    1. Completely agree. Despite the ink spilled on the topic, Hamilton clearly says it slightly tongue-in-cheek.

  5. And the FIA gifted your first WDC. I’m referring to the Suzuka race when you caused Vettel and Webber to crash under the safety car because of a stupid move by you. You should have penalized points or positions for it but you weren’t. Not to mention the 5 place penalty Alonso unjustly received in Hungary for an incident you instigated by refusing to follow team orders during qualy.

    1. Atleast get the race right. They didn’t race at Suzuka in 2008.

    2. Ah, you mean all the events that happened in 2007? The year before Hamilton won his first WDC?…

      Might be worth visiting Wikipedia or something to back up your ludicrous arguments before you put them here.

      1. You are correct. He screwed Alonso out of a championship. My mistake.

        1. @Jim The move was not illegal so stop your moaning, i can clearly feel you hate Hamilton no matter what. How did Hamilton screw Alonso out of the championship ? Hamilton outclassed Alonso as a No2 driver, McLaren even gifted Alonso the Monaco win despite Hamilton was faster the whole weekend. Stop your nonsense already

        2. Jim the DimWit

    3. You mean were Vettel crashed into Webber because he couldn’t stop his car and immediately tried to blame somebody else for his mistakes just like baku 2017

      1. +1 Vettel even admitted he was busy watching Hamilton rather than Webber in front of him.

    4. If Massa had won the title that year, it would have been permanently tainted by the points given to him by the FIA in this race.

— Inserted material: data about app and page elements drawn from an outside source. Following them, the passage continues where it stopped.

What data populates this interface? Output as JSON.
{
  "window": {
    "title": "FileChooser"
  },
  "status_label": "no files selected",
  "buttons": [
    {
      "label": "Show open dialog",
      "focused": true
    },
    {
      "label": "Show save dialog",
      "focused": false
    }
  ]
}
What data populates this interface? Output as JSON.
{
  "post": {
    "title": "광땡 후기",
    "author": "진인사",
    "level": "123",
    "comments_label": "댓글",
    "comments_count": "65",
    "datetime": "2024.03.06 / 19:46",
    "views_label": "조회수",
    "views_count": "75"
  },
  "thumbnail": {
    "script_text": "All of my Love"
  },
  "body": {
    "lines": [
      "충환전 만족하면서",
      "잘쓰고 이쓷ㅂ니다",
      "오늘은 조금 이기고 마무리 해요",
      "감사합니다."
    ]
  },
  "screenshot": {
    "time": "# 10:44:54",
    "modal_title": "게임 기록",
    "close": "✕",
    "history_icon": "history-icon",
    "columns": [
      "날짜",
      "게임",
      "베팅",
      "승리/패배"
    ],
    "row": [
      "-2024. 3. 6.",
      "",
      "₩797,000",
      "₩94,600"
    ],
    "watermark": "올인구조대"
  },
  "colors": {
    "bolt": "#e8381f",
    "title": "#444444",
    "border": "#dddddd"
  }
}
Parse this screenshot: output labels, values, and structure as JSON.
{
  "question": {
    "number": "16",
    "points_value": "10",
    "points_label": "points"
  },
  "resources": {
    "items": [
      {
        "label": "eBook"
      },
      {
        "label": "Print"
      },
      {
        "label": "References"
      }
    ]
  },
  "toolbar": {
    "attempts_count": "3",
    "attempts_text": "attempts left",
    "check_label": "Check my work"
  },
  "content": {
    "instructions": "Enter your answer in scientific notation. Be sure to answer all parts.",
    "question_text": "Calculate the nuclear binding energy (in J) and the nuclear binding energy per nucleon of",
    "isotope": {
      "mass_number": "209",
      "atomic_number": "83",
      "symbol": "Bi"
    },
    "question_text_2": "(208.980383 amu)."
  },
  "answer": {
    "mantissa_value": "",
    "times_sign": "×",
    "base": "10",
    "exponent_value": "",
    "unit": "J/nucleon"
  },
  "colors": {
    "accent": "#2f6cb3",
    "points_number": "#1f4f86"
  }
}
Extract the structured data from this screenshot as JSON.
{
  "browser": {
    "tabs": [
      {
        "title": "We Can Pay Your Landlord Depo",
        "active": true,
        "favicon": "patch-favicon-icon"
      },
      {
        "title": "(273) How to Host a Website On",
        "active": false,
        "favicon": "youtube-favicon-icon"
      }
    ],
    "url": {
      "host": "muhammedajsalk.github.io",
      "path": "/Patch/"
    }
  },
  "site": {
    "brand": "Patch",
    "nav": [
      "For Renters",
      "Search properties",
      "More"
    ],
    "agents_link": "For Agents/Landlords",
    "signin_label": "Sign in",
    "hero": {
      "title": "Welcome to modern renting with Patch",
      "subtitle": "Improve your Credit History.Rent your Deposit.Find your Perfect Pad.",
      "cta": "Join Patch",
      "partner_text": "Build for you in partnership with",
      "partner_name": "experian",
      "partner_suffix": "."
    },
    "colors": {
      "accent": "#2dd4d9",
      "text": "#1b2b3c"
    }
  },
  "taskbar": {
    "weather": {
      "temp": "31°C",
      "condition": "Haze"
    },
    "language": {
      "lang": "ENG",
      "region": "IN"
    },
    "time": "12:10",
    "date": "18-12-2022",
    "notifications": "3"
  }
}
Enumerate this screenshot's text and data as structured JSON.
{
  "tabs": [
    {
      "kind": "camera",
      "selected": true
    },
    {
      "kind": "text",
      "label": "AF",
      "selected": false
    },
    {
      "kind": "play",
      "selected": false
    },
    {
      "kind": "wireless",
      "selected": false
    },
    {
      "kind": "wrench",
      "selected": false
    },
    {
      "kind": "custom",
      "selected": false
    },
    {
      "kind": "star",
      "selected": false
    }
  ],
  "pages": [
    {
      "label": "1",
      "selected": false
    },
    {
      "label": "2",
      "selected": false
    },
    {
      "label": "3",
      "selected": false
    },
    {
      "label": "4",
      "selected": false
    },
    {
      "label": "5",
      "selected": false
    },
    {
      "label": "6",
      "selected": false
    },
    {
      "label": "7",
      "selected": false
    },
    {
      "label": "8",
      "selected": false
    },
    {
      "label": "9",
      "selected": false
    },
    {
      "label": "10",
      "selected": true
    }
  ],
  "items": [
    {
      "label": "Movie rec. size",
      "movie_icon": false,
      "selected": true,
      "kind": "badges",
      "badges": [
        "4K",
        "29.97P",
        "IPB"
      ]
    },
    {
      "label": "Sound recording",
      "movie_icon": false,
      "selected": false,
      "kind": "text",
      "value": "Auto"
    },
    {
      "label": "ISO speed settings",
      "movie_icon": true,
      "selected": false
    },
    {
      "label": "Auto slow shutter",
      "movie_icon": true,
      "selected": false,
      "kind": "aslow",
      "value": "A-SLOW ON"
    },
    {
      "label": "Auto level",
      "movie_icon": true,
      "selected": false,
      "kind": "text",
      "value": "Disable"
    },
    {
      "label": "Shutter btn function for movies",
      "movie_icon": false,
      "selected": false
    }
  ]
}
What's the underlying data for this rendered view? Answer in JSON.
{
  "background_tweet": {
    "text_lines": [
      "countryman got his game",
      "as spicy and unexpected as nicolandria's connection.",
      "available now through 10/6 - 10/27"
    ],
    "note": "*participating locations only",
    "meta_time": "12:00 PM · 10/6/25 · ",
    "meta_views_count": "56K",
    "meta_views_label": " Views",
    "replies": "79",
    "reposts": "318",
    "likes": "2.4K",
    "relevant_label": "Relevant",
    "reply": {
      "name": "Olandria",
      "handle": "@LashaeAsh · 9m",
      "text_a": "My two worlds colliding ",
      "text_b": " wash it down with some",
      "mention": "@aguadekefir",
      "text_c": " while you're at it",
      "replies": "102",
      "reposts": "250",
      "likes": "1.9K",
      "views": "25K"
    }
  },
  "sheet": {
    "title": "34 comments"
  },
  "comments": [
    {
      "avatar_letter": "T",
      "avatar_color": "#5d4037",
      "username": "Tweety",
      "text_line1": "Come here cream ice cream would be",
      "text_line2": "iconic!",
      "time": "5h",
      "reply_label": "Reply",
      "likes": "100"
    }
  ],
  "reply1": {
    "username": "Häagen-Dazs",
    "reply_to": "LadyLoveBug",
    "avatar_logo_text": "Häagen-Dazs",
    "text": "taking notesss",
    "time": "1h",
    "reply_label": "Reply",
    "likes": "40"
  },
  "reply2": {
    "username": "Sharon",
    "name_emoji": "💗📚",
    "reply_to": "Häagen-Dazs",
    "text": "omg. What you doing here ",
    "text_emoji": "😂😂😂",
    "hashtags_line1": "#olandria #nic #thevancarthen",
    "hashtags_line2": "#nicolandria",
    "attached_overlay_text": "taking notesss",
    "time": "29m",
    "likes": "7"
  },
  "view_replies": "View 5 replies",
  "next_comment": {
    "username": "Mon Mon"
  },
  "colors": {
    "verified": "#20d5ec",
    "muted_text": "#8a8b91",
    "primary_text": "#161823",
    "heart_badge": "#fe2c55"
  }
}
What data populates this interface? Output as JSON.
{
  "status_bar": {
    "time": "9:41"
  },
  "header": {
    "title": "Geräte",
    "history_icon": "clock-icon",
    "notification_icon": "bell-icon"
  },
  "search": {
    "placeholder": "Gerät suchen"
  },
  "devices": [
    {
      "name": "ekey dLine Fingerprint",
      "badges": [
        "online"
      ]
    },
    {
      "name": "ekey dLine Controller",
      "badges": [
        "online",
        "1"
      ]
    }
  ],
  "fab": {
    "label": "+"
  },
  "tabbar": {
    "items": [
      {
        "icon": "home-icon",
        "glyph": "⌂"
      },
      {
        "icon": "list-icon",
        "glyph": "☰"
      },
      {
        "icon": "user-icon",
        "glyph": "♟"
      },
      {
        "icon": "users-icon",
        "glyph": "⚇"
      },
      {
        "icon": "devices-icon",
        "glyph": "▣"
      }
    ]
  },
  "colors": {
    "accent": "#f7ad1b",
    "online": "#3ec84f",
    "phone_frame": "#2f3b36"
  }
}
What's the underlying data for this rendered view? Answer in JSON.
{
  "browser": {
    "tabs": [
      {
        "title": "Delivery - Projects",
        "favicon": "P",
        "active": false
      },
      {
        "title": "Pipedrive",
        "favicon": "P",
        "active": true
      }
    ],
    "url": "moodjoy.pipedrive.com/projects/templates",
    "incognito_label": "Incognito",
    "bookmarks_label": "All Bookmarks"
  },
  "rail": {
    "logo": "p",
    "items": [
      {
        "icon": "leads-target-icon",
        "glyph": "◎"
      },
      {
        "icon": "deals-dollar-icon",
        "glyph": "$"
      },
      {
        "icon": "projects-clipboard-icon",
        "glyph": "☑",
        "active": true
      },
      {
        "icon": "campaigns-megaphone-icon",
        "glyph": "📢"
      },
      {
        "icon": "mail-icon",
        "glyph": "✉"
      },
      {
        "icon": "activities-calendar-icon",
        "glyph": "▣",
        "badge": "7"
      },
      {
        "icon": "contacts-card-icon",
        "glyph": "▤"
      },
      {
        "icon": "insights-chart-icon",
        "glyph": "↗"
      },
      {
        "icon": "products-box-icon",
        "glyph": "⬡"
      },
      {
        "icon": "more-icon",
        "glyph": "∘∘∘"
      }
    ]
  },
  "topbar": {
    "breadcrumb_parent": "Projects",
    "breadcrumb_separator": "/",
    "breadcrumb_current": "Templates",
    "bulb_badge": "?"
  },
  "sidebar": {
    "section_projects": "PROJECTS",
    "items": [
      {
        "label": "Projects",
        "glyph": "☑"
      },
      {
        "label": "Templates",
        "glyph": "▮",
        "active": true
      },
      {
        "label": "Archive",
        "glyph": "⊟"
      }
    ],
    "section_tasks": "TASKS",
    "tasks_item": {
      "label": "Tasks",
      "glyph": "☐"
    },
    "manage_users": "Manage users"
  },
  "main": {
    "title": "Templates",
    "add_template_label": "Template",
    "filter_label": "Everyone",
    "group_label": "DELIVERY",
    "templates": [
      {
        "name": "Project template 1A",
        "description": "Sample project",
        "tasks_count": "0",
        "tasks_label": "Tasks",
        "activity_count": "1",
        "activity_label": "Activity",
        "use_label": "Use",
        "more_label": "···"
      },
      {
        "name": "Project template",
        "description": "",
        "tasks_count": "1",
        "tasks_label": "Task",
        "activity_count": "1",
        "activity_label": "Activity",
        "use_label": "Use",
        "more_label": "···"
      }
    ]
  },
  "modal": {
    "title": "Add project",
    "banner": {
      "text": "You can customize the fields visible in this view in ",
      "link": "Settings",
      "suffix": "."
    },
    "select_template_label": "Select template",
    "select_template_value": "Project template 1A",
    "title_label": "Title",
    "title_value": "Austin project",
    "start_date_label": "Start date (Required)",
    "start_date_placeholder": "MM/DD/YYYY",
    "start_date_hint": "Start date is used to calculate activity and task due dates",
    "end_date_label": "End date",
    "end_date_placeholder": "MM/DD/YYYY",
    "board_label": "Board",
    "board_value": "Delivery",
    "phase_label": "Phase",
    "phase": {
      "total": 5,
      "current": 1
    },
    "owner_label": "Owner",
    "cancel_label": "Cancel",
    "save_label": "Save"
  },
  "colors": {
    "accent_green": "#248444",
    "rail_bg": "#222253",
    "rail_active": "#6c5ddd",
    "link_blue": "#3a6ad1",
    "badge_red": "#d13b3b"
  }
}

      1. Yeah? Crashgate at singapure doesn’t count? a race that should not be counted? that had results manipulated? right….

        1. Crashgate didn’t cost Massa, driving off with the refuelling hose still attached to his car did.

    5. Actually the Webber/Vettel crash won the title for Kimi Raikkonen. Had Webber and Vettel finished 2nd and 3rd, Raikkonen would have been 5th, and Hamilton would have won the title.

  6. Never watched the race, but seeing a clip of it now, I’m wondering shouldn’t have Kimi given room to Lewis when they entered the chicane? So that Lewis didn’t have to cut it.

    1. @carbon_fibre No cause Kimi had the racing line.

  7. Vettel fan 17 (@)
    19th July 2018, 13:04

    I’m no expert but isn’t there a rule after you let a driver through you cannot pass them at the next corner?

    1. That rule was added after Spa to clarify such issues for the future. His Spa punishment was based on a “Spirit of the law” ruling, which is why I agree with him that it was absolutely unjust. “Spirit of the law” is a pathetic excuse for badly written laws/rules.

      1. The thing is, he barely allowed Raikkonen back in front. Hamilton wouldn’t be so close to Raikkonen had he slowed down and followed Kimi through the chicane. Therefore he maintained some of the advantage he gained by cutting chicane.
        It’s as simple now as it was ten years ago.

        1. @torrit Did you even saw the race ? Hamilton was next to Kimi but on the outside. And barely doesn’t count, Hamilton gave the place back which he had to do and that’s what he did.

          1. @noname
            Yes, I did see the race. You should see it too.

        2. @torrit ‘barely’ is ‘enough’, that’s the whole point of racing.